1999 Student-Faculty Fellows: Colorado College
Japan: Diversity in Language: The Japanese /r/ Sounds
Mentor: Joan E. Ericson, Japanese
Student: Andrew J. Schroeder, ’99, Physics/English
Andrew J. Schroeder
Being my first experience with such a large research project, the trip taught me many things about preparing for such projects. Mainly, I learned the importance of consulting experts in the intended field of study. As for the research itself, I am quite pleased with the results as well as all I learned while doing the research. The trip will continue to be a part of my life for sometime to come–and not only in the form of hours and hours of data analysis. My first foray into linguistic research was too interesting and too much fun to allow it to be my last. I was fortunate to have been given this opportunity, and I would like to thank ASIANetwork for making the trip a reality.
Prof. Joan E. Ericson

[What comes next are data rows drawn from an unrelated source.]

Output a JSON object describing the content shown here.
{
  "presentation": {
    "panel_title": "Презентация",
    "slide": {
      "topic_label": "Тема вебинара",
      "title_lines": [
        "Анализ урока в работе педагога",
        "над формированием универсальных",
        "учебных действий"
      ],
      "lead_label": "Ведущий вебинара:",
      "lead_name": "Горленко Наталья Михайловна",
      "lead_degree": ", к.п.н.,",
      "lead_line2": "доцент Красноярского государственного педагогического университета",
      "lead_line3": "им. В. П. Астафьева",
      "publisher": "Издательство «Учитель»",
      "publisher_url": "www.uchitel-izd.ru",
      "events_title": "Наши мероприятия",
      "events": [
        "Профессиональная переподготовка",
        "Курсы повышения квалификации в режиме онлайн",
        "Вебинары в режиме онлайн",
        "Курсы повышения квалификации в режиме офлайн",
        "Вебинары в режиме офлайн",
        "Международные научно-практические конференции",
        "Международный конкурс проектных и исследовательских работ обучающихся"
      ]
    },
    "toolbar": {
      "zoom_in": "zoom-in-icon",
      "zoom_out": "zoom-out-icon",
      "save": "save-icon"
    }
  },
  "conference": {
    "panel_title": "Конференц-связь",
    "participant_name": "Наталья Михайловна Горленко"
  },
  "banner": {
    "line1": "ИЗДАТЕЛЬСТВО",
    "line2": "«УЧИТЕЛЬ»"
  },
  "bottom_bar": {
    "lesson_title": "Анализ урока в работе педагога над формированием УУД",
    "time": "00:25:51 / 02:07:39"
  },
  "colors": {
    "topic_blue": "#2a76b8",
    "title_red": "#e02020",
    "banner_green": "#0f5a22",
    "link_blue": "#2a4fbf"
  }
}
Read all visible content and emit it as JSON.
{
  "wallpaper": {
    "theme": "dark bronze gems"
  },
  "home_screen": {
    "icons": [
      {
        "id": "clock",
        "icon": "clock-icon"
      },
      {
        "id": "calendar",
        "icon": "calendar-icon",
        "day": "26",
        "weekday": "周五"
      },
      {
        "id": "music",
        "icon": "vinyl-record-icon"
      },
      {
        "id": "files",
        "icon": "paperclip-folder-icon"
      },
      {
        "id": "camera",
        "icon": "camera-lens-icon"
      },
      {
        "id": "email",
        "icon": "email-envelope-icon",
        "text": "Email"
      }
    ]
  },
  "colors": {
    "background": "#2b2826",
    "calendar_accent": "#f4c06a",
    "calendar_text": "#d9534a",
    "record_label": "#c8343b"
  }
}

I realize even more than before how important it is to be ready to mentor our students not only in the preparation of a project, but also in its execution. I am grateful to ASIANetwork for this opportunity to foster a young researcher and scholar of Japanese, and to have a part in overseeing that he have a productive and positive experience conducting his research in Japan. I also look forward to the conclusion of this project which will result in a pedagogical tool for students of Japanese. During our time in Japan, I was able to re-establish connections with scholars and educators at seven locations, and in my discussions with them, explore the possibilities of related studies and research. I was also able to carry out some of my own research during the several days I remained in Tokyo after the student returned home. More importantly, throughout the research trip, I was able to take dozens of photos with my new digital camera, and have already begun to use them in Power Point demonstrations in my Japanese Culture course.
The main result is that dialect differences seem to be minimized when reading. Despite this fact, our ears were able to discern a few differences. These differences are interesting in that they represent specific remnants of classical Japanese. The data analysis to follow may reveal some more subtle differences that our ears did not perceive.
Venues for Sharing
We presented initial findings to the Colorado College community during the summer of 1999. The audience was composed mainly of a Japanese class and several members of the physics department. We discussed initial findings and ways in which the students will be able to use the equipment to improve their pronunciations of the /r/ phonemes. We plan to attend the ASIANetwork conference in April. Andy hopes to use the techniques developed during the trip with students he will teach while on the JET Program.